TASK TO CARRY OUT:
Every record below should be copied exactly, with the pictures left out.
+===+
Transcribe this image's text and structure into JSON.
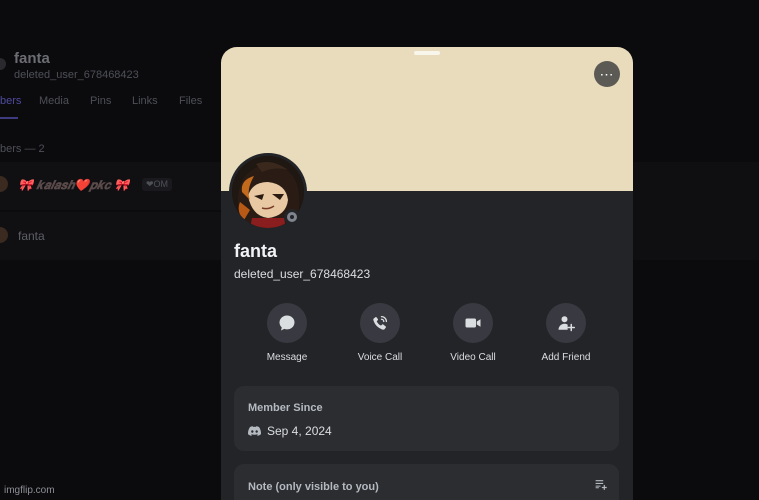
{
  "background": {
    "name": "fanta",
    "username": "deleted_user_678468423",
    "tabs": [
      "bers",
      "Media",
      "Pins",
      "Links",
      "Files"
    ],
    "members_count": "bers — 2",
    "members": [
      {
        "name": "🎀 𝒌𝒂𝒍𝒂𝒔𝒉❤️𝒑𝒌𝒄 🎀",
        "badge": "❤OM"
      },
      {
        "name": "fanta"
      }
    ]
  },
  "profile": {
    "display_name": "fanta",
    "username": "deleted_user_678468423",
    "banner_color": "#e8dcbc",
    "status": "offline",
    "more_icon": "⋯"
  },
  "actions": [
    {
      "label": "Message",
      "icon": "chat-bubble-icon"
    },
    {
      "label": "Voice Call",
      "icon": "phone-icon"
    },
    {
      "label": "Video Call",
      "icon": "video-camera-icon"
    },
    {
      "label": "Add Friend",
      "icon": "add-friend-icon"
    }
  ],
  "member_since": {
    "title": "Member Since",
    "date": "Sep 4, 2024"
  },
  "note": {
    "title": "Note (only visible to you)"
  },
  "watermark": "imgflip.com"
}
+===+
EXERCISE SOLUTION:
Transcribe this image's text and structure into JSON.
{
  "background": {
    "name": "fanta",
    "username": "deleted_user_678468423",
    "tabs": [
      "bers",
      "Media",
      "Pins",
      "Links",
      "Files"
    ],
    "members_count": "bers — 2",
    "members": [
      {
        "name": "🎀 𝒌𝒂𝒍𝒂𝒔𝒉❤️𝒑𝒌𝒄 🎀",
        "badge": "❤OM"
      },
      {
        "name": "fanta"
      }
    ]
  },
  "profile": {
    "display_name": "fanta",
    "username": "deleted_user_678468423",
    "banner_color": "#e8dcbc",
    "status": "offline",
    "more_icon": "⋯"
  },
  "actions": [
    {
      "label": "Message",
      "icon": "chat-bubble-icon"
    },
    {
      "label": "Voice Call",
      "icon": "phone-icon"
    },
    {
      "label": "Video Call",
      "icon": "video-camera-icon"
    },
    {
      "label": "Add Friend",
      "icon": "add-friend-icon"
    }
  ],
  "member_since": {
    "title": "Member Since",
    "date": "Sep 4, 2024"
  },
  "note": {
    "title": "Note (only visible to you)"
  },
  "watermark": "imgflip.com"
}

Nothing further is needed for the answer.